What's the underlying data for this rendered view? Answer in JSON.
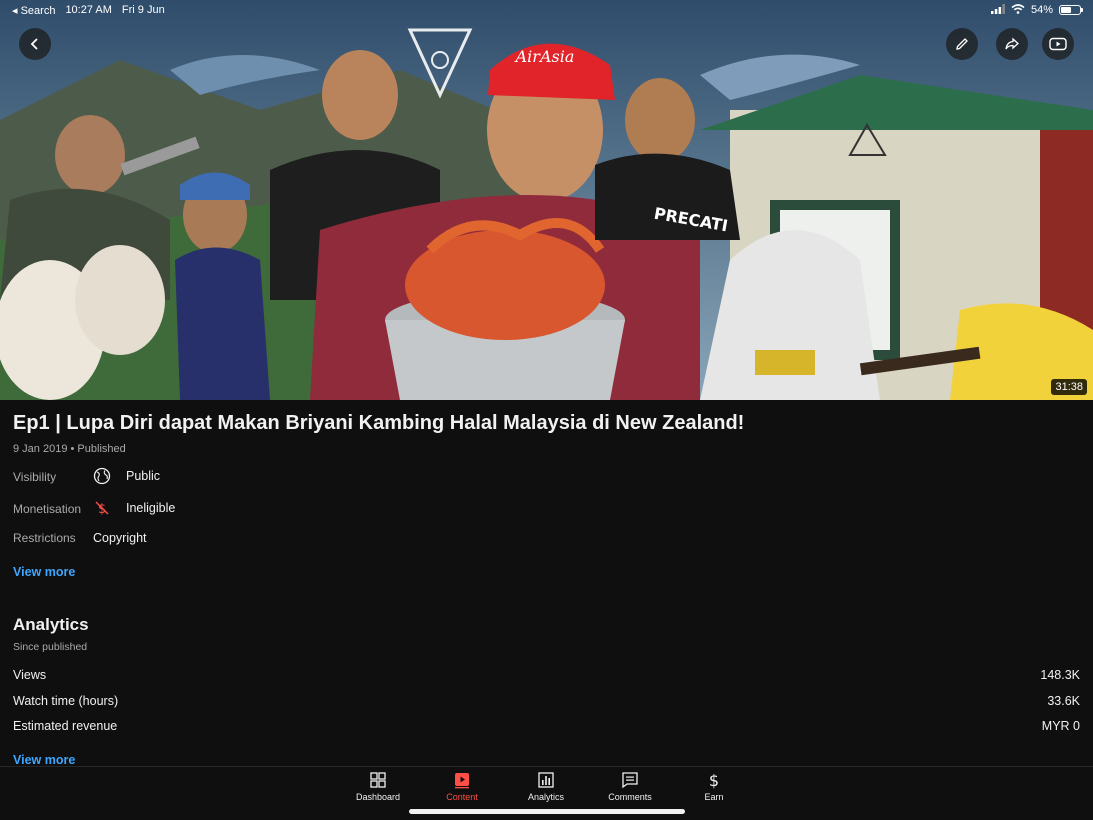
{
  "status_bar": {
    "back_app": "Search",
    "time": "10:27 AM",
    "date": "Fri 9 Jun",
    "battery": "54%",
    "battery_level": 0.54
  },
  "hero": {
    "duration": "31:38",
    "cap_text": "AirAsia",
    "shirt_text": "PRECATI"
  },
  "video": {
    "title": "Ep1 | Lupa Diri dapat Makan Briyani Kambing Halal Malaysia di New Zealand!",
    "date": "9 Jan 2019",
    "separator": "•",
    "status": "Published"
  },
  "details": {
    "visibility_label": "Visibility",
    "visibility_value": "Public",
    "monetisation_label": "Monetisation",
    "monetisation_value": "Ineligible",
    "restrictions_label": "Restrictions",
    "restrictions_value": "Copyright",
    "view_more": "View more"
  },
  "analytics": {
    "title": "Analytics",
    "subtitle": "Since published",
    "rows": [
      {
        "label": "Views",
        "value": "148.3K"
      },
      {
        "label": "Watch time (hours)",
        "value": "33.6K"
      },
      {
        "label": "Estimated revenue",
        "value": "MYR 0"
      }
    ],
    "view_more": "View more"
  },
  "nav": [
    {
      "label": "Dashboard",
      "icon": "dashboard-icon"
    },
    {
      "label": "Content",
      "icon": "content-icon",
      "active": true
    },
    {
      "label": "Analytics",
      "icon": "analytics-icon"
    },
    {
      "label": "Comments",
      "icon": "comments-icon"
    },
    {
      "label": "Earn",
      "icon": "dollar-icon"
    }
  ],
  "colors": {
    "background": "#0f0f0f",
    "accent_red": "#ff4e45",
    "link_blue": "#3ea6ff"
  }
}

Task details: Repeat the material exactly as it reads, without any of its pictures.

Completed exercise:
What's the underlying data for this rendered view? Answer in JSON.
{
  "status_bar": {
    "back_app": "Search",
    "time": "10:27 AM",
    "date": "Fri 9 Jun",
    "battery": "54%",
    "battery_level": 0.54
  },
  "hero": {
    "duration": "31:38",
    "cap_text": "AirAsia",
    "shirt_text": "PRECATI"
  },
  "video": {
    "title": "Ep1 | Lupa Diri dapat Makan Briyani Kambing Halal Malaysia di New Zealand!",
    "date": "9 Jan 2019",
    "separator": "•",
    "status": "Published"
  },
  "details": {
    "visibility_label": "Visibility",
    "visibility_value": "Public",
    "monetisation_label": "Monetisation",
    "monetisation_value": "Ineligible",
    "restrictions_label": "Restrictions",
    "restrictions_value": "Copyright",
    "view_more": "View more"
  },
  "analytics": {
    "title": "Analytics",
    "subtitle": "Since published",
    "rows": [
      {
        "label": "Views",
        "value": "148.3K"
      },
      {
        "label": "Watch time (hours)",
        "value": "33.6K"
      },
      {
        "label": "Estimated revenue",
        "value": "MYR 0"
      }
    ],
    "view_more": "View more"
  },
  "nav": [
    {
      "label": "Dashboard",
      "icon": "dashboard-icon"
    },
    {
      "label": "Content",
      "icon": "content-icon",
      "active": true
    },
    {
      "label": "Analytics",
      "icon": "analytics-icon"
    },
    {
      "label": "Comments",
      "icon": "comments-icon"
    },
    {
      "label": "Earn",
      "icon": "dollar-icon"
    }
  ],
  "colors": {
    "background": "#0f0f0f",
    "accent_red": "#ff4e45",
    "link_blue": "#3ea6ff"
  }
}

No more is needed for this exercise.